Show, in full, each line of the data that contains "subtotal".

------------

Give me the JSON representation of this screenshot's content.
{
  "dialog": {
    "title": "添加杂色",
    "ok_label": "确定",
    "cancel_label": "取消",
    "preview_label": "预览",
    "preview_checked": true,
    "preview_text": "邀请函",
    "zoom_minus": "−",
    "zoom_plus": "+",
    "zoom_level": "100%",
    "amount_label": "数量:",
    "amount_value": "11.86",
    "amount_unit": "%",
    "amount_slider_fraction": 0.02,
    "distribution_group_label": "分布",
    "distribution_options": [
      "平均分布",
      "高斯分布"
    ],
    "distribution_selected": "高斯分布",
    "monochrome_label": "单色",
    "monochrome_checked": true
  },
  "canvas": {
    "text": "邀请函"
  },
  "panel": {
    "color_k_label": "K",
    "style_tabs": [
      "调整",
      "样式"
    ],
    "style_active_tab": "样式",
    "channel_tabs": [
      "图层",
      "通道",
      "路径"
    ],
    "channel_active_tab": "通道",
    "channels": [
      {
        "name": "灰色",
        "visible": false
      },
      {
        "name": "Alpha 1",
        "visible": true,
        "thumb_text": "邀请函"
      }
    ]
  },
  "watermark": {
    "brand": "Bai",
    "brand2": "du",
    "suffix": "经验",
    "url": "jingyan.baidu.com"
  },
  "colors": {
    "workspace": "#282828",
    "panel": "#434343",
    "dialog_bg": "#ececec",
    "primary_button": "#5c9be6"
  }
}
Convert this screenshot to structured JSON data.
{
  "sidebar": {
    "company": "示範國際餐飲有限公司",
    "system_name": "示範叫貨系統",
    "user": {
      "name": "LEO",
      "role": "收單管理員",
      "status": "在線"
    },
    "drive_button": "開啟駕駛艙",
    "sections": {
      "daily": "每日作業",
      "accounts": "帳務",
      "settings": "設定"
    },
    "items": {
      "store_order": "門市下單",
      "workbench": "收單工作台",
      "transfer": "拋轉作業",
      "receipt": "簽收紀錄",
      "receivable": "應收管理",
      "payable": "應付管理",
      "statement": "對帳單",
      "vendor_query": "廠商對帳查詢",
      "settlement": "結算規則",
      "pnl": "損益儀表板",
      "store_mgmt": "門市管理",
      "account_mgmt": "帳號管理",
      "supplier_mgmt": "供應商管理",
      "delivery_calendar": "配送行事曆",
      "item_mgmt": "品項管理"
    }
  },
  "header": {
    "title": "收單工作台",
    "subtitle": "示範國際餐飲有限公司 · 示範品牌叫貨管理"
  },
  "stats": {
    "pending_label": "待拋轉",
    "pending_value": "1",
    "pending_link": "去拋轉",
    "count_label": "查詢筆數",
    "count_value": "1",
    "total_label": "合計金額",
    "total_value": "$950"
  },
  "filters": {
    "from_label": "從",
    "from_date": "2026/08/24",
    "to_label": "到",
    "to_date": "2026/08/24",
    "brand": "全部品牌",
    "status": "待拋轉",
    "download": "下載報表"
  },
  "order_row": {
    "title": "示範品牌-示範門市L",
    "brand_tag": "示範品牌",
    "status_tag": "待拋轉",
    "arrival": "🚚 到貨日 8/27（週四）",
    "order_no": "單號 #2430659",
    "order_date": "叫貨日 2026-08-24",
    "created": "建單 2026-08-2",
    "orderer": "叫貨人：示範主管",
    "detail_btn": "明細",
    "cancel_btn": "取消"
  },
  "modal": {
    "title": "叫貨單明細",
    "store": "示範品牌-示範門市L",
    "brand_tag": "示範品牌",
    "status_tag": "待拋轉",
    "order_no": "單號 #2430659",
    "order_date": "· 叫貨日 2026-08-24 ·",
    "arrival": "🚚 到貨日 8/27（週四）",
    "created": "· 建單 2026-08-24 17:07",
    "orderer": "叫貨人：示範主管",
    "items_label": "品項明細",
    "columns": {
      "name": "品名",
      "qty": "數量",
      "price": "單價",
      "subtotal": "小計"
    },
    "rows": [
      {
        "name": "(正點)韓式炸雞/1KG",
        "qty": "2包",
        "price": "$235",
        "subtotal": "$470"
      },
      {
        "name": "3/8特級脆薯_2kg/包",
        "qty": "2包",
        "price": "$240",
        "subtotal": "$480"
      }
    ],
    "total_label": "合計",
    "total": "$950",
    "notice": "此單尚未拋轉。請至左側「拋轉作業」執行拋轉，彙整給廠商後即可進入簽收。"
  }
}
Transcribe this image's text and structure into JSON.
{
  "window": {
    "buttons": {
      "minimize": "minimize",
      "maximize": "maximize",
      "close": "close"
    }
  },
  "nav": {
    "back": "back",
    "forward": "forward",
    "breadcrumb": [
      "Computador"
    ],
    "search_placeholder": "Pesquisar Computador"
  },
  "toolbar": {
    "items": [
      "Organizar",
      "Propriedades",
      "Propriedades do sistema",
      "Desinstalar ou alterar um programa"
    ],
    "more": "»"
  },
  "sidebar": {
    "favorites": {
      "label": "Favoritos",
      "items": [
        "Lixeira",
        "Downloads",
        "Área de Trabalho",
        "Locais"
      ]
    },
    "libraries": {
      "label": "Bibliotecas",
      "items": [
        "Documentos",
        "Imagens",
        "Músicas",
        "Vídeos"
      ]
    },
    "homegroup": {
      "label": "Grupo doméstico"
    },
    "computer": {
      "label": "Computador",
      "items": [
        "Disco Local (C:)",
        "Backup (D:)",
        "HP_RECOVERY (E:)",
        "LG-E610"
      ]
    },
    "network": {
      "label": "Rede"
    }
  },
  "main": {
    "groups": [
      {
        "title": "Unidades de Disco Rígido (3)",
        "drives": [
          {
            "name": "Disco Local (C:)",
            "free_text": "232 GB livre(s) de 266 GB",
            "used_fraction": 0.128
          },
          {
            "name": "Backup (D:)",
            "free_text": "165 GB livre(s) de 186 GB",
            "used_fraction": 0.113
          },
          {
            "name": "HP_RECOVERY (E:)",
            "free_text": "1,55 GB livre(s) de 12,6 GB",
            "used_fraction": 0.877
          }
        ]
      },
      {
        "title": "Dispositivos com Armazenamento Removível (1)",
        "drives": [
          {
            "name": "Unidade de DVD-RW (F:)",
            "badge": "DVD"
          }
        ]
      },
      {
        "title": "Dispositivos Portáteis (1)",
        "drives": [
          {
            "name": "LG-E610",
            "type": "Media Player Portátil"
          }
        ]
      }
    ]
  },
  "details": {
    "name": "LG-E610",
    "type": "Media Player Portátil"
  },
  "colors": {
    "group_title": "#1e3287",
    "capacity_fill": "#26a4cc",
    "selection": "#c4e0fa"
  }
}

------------

- _Answer space_:
      "subtotal": "小計"
        "subtotal": "$470"
        "subtotal": "$480"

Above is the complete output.